The construction of new TMC/TLI buildings is expected to raise the economic activity impact of Tanglewood to $127 million and create several hundred jobs and $3 million in tax revenues during the construction period. 72% of the subcontracts for this project were awarded to firms in Western Massachusetts and 61% to firms in Berkshire county alone.
Upon publication of this economic impact report, BSO Eunice and Julian Cohen Managing Director Mark Volpe said, “It is deeply gratifying to all of us at the Boston Symphony Orchestra that our investment in the future of Tanglewood—with the construction of a new four-building complex for the Tanglewood Music Center and the new Tanglewood Learning Institute—will make such a significantly increased contribution to the surrounding area. We believe this great news underscores the ideal relationship between a festival and its surroundings— where Tanglewood thrives so abundantly in large part due to its setting in the beautiful Berkshire hills, while at the same time strengthening and enhancing the community it is so privileged to know and serve.”
Tanglewood Forever News and Updates
As the Linde Center rounds into its final form, the new Ozawa Hall Gate structures continue to come together, providing a new glimpse at Tanglewood’s future.
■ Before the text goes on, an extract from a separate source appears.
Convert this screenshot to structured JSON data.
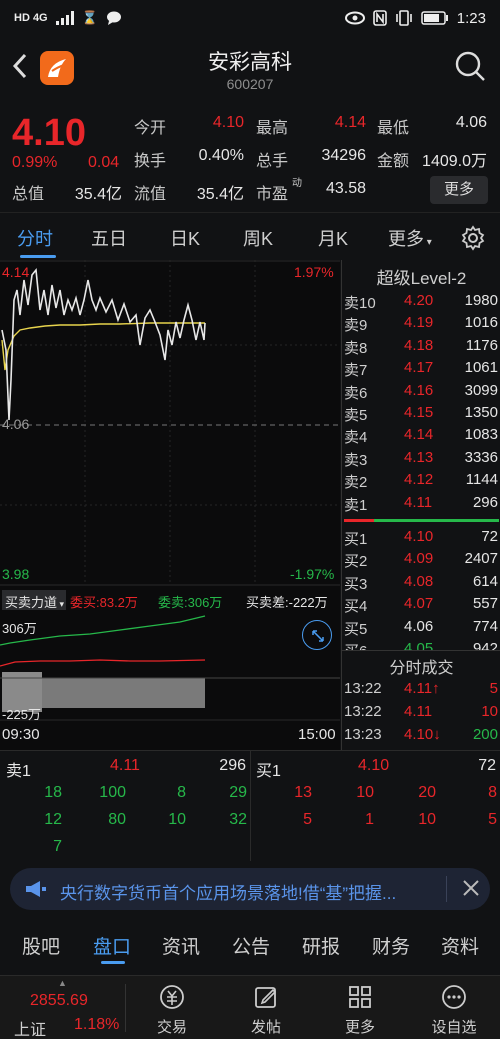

TLI’s programming offering participants a wide spectrum of dynamic, engaging, and thought-provoking cross-cultural activities.
As the new studios at the Linde Center for Music and Learning are tuned and acoustically calibrated, the structures at the Ozawa Gate continue to take shape.
Tanglewood’s major new four-building multi-use complex for performance and learning—opening in summer 2019—will be named the Linde Center for Music and Learning in recognition of leadership gifts made by Joyce and Edward H. Linde and their family.
Refinements rapidly advance at the center for music and learning while the new Ozawa Hall gate structures start to come together.
You can help the BSO ensure that Tanglewood remains vibrant and unique among summer festivals by supporting Tanglewood Forever. Donate online now, or contact the BSO Development Office at 617-638-9267 or email@example.com for more information.